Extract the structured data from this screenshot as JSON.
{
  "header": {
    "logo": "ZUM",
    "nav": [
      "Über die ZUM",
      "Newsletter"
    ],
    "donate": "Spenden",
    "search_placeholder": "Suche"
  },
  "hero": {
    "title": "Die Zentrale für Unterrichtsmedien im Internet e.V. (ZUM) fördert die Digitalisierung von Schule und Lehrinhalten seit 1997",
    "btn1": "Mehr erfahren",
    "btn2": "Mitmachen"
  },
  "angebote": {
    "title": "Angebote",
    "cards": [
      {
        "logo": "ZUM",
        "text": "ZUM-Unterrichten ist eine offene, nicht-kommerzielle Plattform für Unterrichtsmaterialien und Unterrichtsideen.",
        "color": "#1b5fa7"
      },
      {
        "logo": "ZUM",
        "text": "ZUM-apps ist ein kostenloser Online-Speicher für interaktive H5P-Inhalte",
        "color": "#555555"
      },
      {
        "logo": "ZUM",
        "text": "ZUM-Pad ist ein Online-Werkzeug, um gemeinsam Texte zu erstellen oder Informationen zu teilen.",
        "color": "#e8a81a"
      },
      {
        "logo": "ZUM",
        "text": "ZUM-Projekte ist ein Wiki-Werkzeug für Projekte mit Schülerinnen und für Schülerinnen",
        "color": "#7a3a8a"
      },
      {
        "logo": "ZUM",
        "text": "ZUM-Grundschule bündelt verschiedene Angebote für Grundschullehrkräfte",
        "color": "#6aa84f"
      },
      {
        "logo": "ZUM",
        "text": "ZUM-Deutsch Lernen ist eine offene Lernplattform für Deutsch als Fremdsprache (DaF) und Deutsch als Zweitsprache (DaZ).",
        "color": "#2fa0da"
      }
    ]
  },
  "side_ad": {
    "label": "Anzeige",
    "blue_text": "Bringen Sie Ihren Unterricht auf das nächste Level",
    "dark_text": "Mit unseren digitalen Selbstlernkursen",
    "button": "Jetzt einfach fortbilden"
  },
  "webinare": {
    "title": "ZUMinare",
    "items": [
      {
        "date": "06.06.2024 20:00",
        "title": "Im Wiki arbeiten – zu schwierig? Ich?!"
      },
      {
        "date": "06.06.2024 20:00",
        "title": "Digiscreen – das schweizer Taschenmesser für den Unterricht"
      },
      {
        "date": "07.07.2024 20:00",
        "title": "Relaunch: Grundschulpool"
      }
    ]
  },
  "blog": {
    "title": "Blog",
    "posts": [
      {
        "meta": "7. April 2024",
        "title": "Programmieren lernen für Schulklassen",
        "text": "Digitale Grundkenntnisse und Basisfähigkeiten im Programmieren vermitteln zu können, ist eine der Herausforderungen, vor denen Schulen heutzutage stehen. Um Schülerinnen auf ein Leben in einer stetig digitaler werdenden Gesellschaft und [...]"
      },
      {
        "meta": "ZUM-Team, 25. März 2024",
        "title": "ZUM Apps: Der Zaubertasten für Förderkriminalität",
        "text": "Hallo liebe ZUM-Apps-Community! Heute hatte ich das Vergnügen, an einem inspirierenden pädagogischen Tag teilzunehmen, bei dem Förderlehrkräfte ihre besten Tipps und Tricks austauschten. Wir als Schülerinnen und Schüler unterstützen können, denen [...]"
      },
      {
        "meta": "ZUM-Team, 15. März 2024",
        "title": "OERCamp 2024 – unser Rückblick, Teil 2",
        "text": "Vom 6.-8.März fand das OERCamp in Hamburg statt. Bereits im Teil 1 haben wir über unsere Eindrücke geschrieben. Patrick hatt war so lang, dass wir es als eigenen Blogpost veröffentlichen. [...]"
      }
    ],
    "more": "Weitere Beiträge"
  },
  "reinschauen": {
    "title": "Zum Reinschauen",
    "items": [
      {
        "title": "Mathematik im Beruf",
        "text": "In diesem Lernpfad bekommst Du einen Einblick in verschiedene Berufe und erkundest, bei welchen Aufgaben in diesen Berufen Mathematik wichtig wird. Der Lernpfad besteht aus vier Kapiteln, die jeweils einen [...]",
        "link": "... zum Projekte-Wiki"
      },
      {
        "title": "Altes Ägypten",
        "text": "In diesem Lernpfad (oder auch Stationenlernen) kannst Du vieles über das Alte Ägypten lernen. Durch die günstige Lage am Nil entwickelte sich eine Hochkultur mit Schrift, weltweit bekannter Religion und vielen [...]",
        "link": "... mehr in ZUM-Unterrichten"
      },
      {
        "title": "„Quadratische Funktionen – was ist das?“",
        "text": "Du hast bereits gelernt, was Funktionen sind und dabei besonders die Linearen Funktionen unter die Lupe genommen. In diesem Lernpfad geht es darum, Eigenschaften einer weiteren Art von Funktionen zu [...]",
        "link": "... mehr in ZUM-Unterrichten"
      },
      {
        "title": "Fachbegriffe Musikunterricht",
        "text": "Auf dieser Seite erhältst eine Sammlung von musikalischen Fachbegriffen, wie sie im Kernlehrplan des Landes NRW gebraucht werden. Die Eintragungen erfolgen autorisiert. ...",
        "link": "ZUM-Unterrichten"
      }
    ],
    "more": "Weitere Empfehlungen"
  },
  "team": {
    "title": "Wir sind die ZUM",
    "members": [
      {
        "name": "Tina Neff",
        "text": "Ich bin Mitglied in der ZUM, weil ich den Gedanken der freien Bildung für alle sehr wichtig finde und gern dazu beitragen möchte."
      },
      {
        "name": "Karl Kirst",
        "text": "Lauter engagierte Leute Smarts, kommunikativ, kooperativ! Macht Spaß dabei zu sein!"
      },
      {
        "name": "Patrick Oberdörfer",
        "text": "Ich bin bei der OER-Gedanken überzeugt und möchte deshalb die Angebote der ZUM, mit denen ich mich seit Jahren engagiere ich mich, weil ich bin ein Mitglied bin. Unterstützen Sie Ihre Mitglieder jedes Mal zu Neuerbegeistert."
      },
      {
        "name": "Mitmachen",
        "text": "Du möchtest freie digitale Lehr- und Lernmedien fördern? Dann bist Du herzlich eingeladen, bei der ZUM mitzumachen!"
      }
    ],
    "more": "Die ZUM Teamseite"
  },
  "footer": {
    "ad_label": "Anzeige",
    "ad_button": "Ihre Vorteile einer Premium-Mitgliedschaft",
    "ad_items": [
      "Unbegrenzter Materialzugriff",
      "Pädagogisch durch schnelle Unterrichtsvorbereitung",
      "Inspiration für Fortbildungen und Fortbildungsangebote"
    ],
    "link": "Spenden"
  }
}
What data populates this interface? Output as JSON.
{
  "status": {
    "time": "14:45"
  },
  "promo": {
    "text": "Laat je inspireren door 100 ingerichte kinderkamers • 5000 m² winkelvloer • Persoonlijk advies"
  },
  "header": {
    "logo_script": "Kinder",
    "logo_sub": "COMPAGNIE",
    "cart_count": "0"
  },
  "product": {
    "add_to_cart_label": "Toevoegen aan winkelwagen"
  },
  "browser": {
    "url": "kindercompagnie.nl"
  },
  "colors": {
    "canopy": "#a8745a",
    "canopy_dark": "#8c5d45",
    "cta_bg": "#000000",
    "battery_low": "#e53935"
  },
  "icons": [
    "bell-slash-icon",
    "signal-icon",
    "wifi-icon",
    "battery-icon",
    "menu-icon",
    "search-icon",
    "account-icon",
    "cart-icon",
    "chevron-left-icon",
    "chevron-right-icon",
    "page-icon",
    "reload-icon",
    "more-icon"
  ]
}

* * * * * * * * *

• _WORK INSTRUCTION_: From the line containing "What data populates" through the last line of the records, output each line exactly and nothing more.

• _PROBLEM SOLUTION_:
What data populates this interface? Output as JSON.
{
  "status": {
    "time": "14:45"
  },
  "promo": {
    "text": "Laat je inspireren door 100 ingerichte kinderkamers • 5000 m² winkelvloer • Persoonlijk advies"
  },
  "header": {
    "logo_script": "Kinder",
    "logo_sub": "COMPAGNIE",
    "cart_count": "0"
  },
  "product": {
    "add_to_cart_label": "Toevoegen aan winkelwagen"
  },
  "browser": {
    "url": "kindercompagnie.nl"
  },
  "colors": {
    "canopy": "#a8745a",
    "canopy_dark": "#8c5d45",
    "cta_bg": "#000000",
    "battery_low": "#e53935"
  },
  "icons": [
    "bell-slash-icon",
    "signal-icon",
    "wifi-icon",
    "battery-icon",
    "menu-icon",
    "search-icon",
    "account-icon",
    "cart-icon",
    "chevron-left-icon",
    "chevron-right-icon",
    "page-icon",
    "reload-icon",
    "more-icon"
  ]
}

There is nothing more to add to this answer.